Local PhD holders are having it worse?

I am refuting the first paragraph of this ST article – “Dr Hoh Chung Shih could have easily walked into a teaching or research position at a university” – as bull.

(Editor’s note: A snippet of this ST news originally appeared on New Nation on Sept. 7 but was subsequently lost as our site was compromised by hackers. But now it is back up again on Sept. 21 for posterity.)

This statement is entirely dubious. Unless you know the head personally or are super duper top of your field type, you can never “walk into a position” at a university.

And why would that be so? One reason is because the position a PhD holder wants to “walk into” is already saturated with foreigners anyway.

Basically, the user-generated comments attached to the original online ST article are more of the real thing than the happy conditions portrayed within the article by ST. There is one comment about the average researcher who won’t survive, which I find to be very true.
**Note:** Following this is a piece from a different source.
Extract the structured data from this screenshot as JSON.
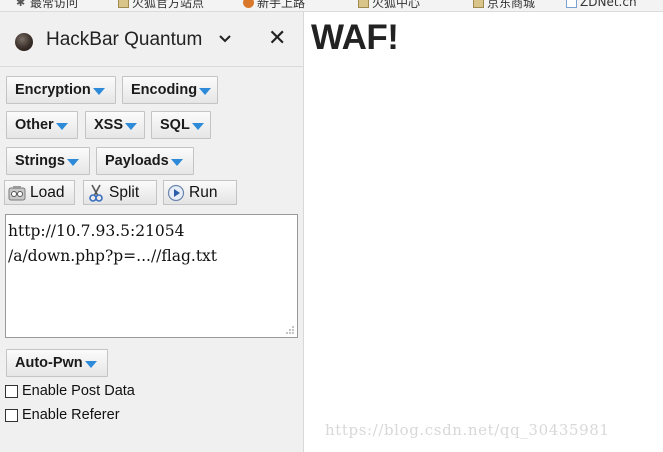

And there are many reasons for this not just because of the influx of foreigners.

But basically, I have heard of and known so many Singaporean PhD holders who decided to stay overseas and not come back. In that sense, that’s brain drain, but of course, Singapore has the money to buy in foreigners who are better, right?

The world scrambles at the millions offered up to foreigners to come set up their lab here, so basically, we Singaporean PhD holders are made to compete with the rest of the world here in our home country.

Look, I’ve always wanted to be a scientist since young, but the circumstances around me forced me to reconsider my future. And this isn’t about feeling a sense of entitlement just because we Singaporeans have a place just because we are in Singapore.


The root of the problem still lies with the people who fund research and their expectations of research.

As it is, many Singaporean PhD holders in my workplace are feeling disillusioned, unappreciated and unmotivated. I think that the root cause for this is the government’s attitude and approach towards research.

They want tangible profits fast. In other words, research is akin to running a profit-making entity. Basic research without commercial value are shut down or dismissed as useless and funds are directed towards so-called “science with commercial value”.

This is unrealistic because this is not how research works.

(Editor’s note: This is true. Viagra, that happy blue pill that is making a lot of money, was never intentional. It happened as a by-product while researching for something else altogether.)

Underlying this is the discrimination of Singaporean locals. Somehow, foriegners are deemed more ‘talented’ than locals. I have so many examples of how foreigners are promoted in favour of locals, how difficult it is to find employment after an overseas post-doc, foreigners holding top positions, so on and on.

What Singapore really needs is to switch paradigms and focus on developing the local PhDs. But sadly, I don’t think we will see this in my generation.

This note was published on the condition of anonymity.